Ulf Karlberg: We have done this now for three years every year in Sweden. It’s a royal foundation and King Carl XVI Gustaf is our Honorary Chairman which means that we can use the palace in Stockholm for this global forum that attracts world leaders from industry, business and other trans-national organizations. We have great meeting facilities and a commitment from the head of state and his family. Our Queen Silvia has spent a lot of time and effort in childhood and mentorship. She is an expert on child rights issues. It’s a good combination for a neutral state in a neutral part of the world to organize these global conferences around these burning child issues and we are now seeing that it has had an effect, attracting some very interesting people. We’re already seeing some very encouraging action take pace as a result of our forum.

We are also starting to develop a web portal about children’s issues. Whether you are an NGO, politician, board member or chief executive, you can go in and – with one click – find out what the best companies in the world are doing about child rights issues whether it is Nike, General Electric, Nestlé or IKEA.

The third thing we do is carry out research every year about issues related to child rights. One example is the large international CEO study that we launched on the 22nd of March this year in Stockholm, with a disappointing conclusion that these issues are not very well known. Swedish Press: But at the same time, definitely a base to build upon. Ulf Karlberg: Absolutely! We can now see the gaps in the challenges.

Swedish Press: Finally, what do you recommend our readers do for those who want to get involved?

Ulf Karlberg: Begin at our site (www.wcyf.se). Then after that, see if your readers themselves or their company, government, NGO etc. would like to partner with us in one way or another.

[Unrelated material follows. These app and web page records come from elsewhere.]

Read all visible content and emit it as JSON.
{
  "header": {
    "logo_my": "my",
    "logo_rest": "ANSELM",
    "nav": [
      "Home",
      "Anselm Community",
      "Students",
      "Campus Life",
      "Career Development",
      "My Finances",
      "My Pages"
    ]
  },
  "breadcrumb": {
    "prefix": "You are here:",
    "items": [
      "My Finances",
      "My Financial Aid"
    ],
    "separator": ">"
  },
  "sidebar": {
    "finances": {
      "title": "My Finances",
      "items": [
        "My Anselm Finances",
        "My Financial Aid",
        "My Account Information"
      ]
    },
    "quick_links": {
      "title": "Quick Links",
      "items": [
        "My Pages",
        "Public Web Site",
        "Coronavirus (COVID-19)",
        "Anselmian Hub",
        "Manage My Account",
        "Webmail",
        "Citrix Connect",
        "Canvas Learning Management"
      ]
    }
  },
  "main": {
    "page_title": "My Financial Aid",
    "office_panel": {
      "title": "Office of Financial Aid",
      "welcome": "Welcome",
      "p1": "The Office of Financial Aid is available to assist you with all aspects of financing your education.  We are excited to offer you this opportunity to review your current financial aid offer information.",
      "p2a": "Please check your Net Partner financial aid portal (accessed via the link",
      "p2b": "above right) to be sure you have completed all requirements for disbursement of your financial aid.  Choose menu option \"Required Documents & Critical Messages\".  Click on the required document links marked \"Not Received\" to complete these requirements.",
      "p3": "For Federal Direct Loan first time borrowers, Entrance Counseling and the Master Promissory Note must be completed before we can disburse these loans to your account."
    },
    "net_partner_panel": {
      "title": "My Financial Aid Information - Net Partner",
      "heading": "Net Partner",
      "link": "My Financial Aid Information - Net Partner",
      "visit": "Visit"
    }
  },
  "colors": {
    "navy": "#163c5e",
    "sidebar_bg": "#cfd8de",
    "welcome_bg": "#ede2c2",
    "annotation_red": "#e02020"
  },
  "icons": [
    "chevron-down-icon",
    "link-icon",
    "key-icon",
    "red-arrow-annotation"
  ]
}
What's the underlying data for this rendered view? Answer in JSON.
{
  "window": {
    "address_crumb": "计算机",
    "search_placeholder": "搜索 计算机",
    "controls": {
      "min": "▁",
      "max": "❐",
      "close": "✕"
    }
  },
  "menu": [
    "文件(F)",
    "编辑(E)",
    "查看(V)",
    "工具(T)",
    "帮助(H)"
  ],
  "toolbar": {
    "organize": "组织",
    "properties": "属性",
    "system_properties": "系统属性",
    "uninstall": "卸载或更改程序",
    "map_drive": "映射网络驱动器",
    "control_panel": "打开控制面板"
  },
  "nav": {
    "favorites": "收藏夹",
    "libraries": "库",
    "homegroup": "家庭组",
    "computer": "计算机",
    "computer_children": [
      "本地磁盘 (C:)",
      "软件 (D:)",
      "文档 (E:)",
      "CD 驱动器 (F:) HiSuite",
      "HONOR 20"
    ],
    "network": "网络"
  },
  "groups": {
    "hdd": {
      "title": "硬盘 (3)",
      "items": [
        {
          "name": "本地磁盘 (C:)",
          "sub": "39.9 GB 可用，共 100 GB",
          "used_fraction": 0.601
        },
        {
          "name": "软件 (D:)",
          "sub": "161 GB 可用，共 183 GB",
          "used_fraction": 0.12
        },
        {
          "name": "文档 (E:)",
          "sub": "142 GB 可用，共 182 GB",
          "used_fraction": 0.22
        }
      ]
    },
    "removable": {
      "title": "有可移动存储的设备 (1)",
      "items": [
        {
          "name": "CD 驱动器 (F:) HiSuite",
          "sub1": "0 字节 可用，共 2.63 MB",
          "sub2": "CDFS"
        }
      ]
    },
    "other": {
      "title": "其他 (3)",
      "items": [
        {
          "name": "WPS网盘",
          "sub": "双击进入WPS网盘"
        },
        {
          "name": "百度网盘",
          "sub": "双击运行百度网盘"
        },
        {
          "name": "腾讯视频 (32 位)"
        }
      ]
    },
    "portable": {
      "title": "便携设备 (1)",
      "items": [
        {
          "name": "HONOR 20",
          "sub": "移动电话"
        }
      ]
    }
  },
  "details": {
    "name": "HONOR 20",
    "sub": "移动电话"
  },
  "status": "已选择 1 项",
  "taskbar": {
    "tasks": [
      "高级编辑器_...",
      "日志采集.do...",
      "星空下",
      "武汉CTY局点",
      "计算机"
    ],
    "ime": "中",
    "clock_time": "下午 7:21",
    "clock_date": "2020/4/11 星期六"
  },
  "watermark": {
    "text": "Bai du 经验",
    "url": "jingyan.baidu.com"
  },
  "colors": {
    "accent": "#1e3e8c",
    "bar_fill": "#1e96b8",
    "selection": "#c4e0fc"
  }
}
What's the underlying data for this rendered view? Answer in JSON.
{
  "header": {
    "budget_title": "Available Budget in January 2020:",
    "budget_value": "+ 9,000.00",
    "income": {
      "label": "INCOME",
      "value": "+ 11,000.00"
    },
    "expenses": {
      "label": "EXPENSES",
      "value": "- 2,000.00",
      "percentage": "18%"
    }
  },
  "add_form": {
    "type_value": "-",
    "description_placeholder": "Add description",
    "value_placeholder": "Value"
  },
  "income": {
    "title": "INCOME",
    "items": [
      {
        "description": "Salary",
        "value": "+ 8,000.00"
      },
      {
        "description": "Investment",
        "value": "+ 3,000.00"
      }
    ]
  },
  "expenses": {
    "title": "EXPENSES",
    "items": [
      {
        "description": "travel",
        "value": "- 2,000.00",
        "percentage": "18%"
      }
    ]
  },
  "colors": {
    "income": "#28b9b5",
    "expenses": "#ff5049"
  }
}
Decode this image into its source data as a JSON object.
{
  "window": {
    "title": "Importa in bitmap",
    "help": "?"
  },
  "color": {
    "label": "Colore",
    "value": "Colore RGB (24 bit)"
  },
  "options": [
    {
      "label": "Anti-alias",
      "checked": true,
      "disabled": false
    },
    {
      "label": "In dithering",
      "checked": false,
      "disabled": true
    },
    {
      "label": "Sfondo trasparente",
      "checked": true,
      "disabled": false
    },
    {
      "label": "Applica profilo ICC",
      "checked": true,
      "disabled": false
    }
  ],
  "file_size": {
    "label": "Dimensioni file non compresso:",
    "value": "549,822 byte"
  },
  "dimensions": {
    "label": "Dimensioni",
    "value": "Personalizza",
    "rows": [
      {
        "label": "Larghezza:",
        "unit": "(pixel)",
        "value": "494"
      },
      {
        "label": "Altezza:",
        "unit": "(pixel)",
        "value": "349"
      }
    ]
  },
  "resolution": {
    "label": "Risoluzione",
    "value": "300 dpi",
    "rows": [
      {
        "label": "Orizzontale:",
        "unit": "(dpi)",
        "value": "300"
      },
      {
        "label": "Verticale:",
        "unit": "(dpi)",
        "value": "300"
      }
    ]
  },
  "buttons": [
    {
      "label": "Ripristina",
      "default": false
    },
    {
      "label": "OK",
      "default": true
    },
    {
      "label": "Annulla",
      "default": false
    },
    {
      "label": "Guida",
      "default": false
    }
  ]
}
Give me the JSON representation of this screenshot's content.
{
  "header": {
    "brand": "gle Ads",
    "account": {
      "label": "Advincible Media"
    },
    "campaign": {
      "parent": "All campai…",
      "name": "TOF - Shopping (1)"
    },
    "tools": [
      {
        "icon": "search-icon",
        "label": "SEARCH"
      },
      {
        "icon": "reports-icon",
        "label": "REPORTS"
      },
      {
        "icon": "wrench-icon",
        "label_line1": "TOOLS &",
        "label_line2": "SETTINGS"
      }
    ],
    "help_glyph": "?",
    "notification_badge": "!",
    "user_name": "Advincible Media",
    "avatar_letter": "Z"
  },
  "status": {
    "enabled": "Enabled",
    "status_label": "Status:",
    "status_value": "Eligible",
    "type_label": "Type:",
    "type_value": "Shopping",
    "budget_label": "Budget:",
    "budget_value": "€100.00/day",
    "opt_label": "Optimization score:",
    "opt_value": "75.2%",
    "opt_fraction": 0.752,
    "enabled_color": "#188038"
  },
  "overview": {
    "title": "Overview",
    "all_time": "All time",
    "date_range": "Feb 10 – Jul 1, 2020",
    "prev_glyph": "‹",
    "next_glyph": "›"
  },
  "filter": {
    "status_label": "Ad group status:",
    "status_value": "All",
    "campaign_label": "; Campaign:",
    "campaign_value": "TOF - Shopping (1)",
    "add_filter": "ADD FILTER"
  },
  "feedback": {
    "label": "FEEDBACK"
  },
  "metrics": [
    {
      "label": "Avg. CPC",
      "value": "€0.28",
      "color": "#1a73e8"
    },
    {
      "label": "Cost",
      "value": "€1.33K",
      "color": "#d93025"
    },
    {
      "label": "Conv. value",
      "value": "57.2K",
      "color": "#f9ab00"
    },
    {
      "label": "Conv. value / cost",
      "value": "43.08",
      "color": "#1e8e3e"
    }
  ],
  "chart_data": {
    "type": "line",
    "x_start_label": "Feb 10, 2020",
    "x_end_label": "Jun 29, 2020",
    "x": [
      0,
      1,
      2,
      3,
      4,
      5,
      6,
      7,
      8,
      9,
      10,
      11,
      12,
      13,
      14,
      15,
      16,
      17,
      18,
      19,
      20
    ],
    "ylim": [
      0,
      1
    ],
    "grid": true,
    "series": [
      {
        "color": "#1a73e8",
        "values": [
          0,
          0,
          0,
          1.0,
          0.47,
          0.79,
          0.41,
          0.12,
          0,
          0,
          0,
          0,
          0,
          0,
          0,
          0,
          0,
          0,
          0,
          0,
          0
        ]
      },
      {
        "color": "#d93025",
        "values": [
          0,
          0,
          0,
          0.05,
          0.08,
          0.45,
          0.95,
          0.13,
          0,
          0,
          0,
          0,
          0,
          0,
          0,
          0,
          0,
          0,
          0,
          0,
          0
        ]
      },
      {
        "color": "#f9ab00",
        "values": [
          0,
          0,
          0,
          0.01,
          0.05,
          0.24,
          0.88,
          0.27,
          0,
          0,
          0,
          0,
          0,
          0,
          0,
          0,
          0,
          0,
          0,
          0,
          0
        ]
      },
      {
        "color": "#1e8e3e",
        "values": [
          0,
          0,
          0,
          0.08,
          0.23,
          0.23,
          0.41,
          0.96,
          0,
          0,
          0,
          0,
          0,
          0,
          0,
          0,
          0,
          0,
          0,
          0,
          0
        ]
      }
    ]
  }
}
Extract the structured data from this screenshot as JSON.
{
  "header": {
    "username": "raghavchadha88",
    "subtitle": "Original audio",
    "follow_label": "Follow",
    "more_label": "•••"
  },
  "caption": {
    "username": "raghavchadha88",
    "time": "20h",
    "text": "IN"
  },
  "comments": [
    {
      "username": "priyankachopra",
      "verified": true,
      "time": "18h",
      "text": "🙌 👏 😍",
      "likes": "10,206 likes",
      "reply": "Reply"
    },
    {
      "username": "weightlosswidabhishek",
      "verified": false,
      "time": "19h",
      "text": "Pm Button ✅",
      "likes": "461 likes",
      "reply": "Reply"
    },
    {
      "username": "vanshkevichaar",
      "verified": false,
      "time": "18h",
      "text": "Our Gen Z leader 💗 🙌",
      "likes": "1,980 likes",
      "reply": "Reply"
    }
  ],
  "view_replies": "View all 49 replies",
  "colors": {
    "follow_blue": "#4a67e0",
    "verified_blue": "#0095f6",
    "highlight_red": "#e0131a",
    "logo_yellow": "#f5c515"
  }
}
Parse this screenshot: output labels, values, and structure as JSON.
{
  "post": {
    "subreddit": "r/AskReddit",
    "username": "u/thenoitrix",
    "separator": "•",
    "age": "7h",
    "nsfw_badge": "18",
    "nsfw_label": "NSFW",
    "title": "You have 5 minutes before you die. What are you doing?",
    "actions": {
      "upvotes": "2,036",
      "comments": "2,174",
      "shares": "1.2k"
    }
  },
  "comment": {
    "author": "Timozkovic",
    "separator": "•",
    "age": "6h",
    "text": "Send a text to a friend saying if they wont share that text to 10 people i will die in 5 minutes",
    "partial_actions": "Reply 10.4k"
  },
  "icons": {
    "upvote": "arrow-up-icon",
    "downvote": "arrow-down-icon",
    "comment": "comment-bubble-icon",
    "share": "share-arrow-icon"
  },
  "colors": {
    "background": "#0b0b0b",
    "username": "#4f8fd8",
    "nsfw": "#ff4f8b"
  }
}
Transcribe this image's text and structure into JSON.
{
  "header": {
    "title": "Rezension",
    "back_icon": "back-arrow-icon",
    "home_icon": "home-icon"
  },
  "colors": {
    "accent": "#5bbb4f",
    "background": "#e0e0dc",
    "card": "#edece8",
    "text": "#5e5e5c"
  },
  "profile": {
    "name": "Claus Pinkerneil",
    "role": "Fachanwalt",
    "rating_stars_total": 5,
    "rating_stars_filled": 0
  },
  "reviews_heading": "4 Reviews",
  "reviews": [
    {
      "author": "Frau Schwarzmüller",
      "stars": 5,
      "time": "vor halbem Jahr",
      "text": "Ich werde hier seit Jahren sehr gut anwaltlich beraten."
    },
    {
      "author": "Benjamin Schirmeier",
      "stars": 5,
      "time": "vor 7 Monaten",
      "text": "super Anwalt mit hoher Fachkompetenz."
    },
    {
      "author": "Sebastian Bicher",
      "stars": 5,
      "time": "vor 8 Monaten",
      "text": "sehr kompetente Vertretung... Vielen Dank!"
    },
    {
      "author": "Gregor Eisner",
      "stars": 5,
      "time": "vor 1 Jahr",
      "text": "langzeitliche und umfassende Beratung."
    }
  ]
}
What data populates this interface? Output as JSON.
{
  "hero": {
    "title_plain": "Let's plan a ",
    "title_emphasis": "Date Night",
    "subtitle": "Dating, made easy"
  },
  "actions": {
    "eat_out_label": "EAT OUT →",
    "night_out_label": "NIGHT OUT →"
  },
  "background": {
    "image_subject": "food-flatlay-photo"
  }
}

Anton is an economics student at Sciences Po Paris and Columbia University. He has journalistic experience as a member of the Communications Management Team at the 2011 World Scout Jamboree in Sweden and previously interned for the magazine Monocle in London.